Yeah, it’s just like when I went to ad school and everyone did the same coffee campaign. I remember going into an ad agency for feedback and the creative director was like, “ah, another coffee campaign” He was sorta like angry about why students aren’t branching out and doing their own projects.
Yeah exactly, and in my opinion a great designer/artist should rebel from that. Honestly, all of my best ideas have come when I wasn’t trying really hard to get my best ideas. It sounds cliche as fuck but it’s true. That’s why when people ask me “What program do you use?” or “How can I improve on Illustrator/Photoshop?” I tell them they have the wrong mindset. Design is not about being the best at using your tools. You become good at using your tools by doing creatively satisfying projects that may have no external merit.
Do you have a specific place where you draw inspiration?
Yeah, I browse a lot. I read a lot. I’m always reading. I think reading is the thing that allows your visual imagination to open up the widest. Couple that with studying people you admire and their tendencies. You definitely have to be a little creepy and obsessive in order to really get it and not become a copy of somebody. Just stare at anything other than a blank canvas.
So do you think all the ideas in general have been done?
No, ideas are inherently infinite. However I do believe we see a lot of the same because of the influence of the Internet. When you study someone you can easily take the easy route and create b-grade replicas of their work. The real challenge is to pit yourself against them creatively and see how you can create from the digital landscape they have set.
“If everyone is doing the same project, it’s like, how do you stand out? By following the rules the best? There is so much creative freedom lost, design shouldn’t be treated competitively”.
Do you believe in the idea of ‘do what you love’?
Of course. It is in human nature to stop doing things you hate, unless you’re a weak person and I can’t let myself be that. We’re all just passing through. Alternatively, trying too hard to perfect something you love can make you hate it. The goal is to always create in a positive space.

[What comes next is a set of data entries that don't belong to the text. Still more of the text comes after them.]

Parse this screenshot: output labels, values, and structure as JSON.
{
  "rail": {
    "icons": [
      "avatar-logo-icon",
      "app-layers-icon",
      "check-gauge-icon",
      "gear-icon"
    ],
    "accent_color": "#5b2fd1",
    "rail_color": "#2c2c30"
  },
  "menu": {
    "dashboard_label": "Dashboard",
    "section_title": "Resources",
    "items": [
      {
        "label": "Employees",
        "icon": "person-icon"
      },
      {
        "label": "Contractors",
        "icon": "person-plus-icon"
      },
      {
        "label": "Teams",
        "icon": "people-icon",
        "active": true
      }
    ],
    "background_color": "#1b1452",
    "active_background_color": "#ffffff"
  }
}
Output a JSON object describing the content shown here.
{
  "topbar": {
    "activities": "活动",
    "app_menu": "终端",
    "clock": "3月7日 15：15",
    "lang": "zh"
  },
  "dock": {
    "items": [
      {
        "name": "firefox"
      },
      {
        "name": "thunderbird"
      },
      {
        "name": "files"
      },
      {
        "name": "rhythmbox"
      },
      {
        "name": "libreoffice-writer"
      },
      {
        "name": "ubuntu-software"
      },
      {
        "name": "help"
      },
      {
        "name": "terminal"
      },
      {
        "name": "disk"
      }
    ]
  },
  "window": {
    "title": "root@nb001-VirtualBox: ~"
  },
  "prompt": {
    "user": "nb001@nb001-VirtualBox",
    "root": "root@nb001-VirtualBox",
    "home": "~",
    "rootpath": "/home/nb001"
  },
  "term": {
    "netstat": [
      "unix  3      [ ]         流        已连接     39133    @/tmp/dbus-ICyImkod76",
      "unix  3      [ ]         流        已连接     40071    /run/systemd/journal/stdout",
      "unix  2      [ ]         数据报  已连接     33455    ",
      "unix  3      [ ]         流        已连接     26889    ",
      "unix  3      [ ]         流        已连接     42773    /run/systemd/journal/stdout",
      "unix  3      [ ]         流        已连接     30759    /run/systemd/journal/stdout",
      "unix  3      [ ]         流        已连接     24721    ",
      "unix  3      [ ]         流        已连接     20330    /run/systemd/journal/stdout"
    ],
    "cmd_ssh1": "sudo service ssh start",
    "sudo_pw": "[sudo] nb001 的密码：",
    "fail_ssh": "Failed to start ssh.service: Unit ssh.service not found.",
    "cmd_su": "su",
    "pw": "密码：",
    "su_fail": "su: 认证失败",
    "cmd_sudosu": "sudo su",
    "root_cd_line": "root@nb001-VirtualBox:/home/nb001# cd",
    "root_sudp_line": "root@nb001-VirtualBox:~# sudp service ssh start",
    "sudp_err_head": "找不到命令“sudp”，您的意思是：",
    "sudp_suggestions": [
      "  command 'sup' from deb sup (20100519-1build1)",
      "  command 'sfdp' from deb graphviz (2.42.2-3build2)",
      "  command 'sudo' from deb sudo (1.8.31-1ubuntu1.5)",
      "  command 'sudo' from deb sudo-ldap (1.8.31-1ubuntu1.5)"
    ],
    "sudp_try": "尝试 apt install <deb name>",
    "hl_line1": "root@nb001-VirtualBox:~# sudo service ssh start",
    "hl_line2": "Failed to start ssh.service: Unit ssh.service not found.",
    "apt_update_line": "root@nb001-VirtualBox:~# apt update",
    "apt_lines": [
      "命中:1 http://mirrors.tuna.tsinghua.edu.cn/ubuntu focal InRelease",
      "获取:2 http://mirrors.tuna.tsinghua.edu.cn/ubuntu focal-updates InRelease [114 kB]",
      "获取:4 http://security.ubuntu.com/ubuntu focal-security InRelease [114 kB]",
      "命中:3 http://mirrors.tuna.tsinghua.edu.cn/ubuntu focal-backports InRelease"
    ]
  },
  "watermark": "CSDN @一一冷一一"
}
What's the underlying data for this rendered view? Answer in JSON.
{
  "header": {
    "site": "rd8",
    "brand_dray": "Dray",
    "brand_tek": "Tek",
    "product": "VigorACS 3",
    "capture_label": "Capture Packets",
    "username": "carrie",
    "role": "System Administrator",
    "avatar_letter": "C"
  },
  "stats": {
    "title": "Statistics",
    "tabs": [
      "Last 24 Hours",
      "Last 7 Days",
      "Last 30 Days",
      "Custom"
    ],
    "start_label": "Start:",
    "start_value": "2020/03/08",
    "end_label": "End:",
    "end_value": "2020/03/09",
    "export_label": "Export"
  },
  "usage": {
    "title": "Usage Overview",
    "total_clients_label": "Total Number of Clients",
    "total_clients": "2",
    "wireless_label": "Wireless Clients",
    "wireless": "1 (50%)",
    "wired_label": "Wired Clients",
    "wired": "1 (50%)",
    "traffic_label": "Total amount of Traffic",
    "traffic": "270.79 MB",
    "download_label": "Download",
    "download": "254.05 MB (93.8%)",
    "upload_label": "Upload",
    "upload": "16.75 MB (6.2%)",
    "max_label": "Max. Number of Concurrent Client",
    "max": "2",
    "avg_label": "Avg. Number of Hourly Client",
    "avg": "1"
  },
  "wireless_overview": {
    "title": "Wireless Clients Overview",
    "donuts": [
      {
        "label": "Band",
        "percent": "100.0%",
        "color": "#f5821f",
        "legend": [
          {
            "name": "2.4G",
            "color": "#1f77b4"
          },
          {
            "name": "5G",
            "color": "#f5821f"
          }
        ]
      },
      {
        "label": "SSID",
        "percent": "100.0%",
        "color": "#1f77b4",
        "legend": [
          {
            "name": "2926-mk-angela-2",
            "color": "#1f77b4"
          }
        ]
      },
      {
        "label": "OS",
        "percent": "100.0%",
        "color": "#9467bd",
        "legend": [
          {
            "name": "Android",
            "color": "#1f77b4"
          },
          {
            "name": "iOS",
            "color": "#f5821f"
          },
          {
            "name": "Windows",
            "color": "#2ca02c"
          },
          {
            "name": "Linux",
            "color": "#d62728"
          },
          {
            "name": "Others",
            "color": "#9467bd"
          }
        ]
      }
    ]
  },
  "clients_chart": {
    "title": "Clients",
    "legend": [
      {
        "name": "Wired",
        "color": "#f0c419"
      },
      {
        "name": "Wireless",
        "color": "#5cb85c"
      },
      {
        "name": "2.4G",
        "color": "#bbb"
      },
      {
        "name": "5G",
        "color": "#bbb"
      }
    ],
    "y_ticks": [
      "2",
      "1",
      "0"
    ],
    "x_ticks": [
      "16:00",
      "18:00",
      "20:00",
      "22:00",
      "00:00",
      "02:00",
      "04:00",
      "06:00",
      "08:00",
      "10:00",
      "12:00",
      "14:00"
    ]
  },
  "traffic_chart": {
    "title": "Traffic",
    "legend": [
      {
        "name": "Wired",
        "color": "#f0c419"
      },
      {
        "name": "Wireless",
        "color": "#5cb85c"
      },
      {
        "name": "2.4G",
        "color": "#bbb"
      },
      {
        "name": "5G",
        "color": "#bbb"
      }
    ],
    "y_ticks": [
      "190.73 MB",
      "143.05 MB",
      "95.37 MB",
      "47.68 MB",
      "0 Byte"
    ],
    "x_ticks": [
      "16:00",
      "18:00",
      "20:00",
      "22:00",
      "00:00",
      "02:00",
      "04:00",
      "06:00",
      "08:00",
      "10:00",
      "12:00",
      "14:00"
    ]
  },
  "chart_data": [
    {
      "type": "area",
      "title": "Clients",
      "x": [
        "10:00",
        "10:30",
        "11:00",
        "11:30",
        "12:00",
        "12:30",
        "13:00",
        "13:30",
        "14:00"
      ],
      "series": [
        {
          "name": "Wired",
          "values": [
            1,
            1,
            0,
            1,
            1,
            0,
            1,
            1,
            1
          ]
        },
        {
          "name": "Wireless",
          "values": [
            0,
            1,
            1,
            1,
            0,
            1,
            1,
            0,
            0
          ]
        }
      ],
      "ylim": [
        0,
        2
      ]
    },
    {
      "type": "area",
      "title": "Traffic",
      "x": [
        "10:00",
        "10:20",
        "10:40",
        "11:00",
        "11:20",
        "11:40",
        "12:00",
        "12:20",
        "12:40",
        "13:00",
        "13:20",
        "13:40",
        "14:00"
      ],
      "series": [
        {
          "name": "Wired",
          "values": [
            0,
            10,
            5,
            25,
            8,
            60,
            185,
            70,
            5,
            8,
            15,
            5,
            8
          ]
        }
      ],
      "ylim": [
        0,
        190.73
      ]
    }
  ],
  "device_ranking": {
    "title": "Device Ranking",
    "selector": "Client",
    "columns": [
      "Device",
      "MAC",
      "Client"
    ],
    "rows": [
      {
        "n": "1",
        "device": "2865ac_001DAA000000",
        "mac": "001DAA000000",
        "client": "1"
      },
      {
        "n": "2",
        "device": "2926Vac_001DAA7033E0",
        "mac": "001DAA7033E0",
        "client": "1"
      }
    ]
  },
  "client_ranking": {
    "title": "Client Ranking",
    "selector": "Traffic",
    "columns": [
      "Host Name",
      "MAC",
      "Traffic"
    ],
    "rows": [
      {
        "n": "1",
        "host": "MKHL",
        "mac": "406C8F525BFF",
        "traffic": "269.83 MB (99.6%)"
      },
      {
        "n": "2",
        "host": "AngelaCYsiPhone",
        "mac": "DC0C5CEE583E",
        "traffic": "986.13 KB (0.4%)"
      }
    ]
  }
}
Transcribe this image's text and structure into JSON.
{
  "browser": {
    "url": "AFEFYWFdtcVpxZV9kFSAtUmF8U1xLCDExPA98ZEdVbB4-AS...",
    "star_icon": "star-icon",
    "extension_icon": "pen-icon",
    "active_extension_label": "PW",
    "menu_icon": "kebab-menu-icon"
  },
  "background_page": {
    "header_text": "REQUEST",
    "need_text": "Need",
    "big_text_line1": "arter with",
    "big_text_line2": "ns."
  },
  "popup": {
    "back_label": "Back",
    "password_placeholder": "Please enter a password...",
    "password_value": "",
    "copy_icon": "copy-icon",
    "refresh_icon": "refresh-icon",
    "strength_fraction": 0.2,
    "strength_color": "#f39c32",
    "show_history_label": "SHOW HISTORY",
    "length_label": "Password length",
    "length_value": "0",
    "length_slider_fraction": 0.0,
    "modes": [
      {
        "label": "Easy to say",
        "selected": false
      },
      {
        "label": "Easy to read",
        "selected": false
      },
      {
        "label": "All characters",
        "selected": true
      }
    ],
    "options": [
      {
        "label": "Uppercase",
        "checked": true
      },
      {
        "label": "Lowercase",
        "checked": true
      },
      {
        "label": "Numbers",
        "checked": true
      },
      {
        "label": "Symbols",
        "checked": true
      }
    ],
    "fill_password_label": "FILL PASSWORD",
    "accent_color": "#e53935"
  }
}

What would you say to a 15-year-old who wants to get into your shoes?
Just do it. Keep going. I hate most of my old work but I also understand that it was essential in building my repertoire. At the end of the day pure ideas are all that matters. Way too many kids are focused on the final product or becoming some time of design-machine. Being human sells. Focus on ideas, then composition, and only then worry about finessing everything else.
How did sneaker melt come about?
It was another random thing I came up with while bored at an office job. The original idea, and the first Sneakermelt, was to compose a shoe made entirely of soles from popular runners. After the response I got I decided to make it more of a social experience and create Frankenstein shoes out of people’s collections. It was fun for a while and I had a bunch of people thinking they were real releases. But it got old eventually and I stopped, it was fun while it lasted.
Does creativity run in your family?
I would say so. All the Filipino men in my family are extremely resourceful and multi-talented. They do everything, literally. I would list some of the jobs but its actually just all things ever… I also learned to procrastinate from them.